== Segment start ==

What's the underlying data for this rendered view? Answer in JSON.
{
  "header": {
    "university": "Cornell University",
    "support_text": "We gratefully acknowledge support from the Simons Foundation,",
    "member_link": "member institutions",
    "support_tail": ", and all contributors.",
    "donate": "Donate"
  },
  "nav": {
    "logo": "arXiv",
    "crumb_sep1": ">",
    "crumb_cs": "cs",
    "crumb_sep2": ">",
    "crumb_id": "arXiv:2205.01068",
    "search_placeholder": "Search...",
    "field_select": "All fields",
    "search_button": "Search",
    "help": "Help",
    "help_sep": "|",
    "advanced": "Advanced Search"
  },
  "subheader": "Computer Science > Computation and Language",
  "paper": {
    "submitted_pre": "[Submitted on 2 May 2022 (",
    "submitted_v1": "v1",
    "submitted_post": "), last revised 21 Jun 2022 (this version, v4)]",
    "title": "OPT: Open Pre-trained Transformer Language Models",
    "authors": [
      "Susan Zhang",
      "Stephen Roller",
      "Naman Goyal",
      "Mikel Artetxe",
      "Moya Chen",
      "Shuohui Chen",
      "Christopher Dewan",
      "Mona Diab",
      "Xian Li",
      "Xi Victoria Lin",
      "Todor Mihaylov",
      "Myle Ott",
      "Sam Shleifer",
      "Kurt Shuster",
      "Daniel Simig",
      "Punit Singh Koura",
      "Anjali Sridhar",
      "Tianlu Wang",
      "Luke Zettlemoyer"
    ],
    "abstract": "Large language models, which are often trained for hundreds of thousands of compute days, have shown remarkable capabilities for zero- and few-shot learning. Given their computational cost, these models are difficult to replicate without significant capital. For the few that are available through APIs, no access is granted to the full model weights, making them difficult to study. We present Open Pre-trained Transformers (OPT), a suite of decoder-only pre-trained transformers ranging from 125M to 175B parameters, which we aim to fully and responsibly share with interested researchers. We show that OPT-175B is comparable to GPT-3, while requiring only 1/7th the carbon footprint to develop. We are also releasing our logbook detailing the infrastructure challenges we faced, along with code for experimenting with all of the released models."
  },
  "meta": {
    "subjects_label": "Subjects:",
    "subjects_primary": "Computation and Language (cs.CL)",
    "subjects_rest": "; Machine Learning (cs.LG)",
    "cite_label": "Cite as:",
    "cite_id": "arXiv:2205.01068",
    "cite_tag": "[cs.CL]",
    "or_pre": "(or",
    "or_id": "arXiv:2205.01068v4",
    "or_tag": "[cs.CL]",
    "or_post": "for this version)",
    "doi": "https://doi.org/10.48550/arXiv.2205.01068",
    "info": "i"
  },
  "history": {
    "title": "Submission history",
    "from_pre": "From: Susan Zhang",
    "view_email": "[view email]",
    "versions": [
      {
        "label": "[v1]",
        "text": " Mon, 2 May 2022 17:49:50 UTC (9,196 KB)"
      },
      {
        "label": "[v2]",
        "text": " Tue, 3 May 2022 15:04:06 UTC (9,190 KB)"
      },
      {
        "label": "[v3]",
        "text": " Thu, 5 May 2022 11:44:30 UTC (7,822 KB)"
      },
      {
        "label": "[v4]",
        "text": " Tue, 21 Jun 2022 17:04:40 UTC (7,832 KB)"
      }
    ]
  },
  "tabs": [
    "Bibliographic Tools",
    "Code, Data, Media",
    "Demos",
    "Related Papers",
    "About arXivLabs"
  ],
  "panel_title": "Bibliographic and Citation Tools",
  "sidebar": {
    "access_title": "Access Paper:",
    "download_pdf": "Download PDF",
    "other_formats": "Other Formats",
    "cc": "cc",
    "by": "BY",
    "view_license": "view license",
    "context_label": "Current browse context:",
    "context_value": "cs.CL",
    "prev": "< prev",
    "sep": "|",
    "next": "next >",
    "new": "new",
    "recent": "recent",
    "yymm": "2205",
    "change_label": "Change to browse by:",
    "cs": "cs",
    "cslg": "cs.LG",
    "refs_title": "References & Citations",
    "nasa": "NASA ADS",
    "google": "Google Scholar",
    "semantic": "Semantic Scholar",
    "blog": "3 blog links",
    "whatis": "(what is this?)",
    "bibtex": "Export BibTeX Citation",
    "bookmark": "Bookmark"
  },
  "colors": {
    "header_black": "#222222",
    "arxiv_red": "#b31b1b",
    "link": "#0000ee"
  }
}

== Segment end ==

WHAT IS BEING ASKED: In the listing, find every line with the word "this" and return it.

ANSWER FOR THE TASK:
What's the underlying data for this rendered view? Answer in JSON.
    "submitted_post": "), last revised 21 Jun 2022 (this version, v4)]",
    "or_post": "for this version)",
    "whatis": "(what is this?)",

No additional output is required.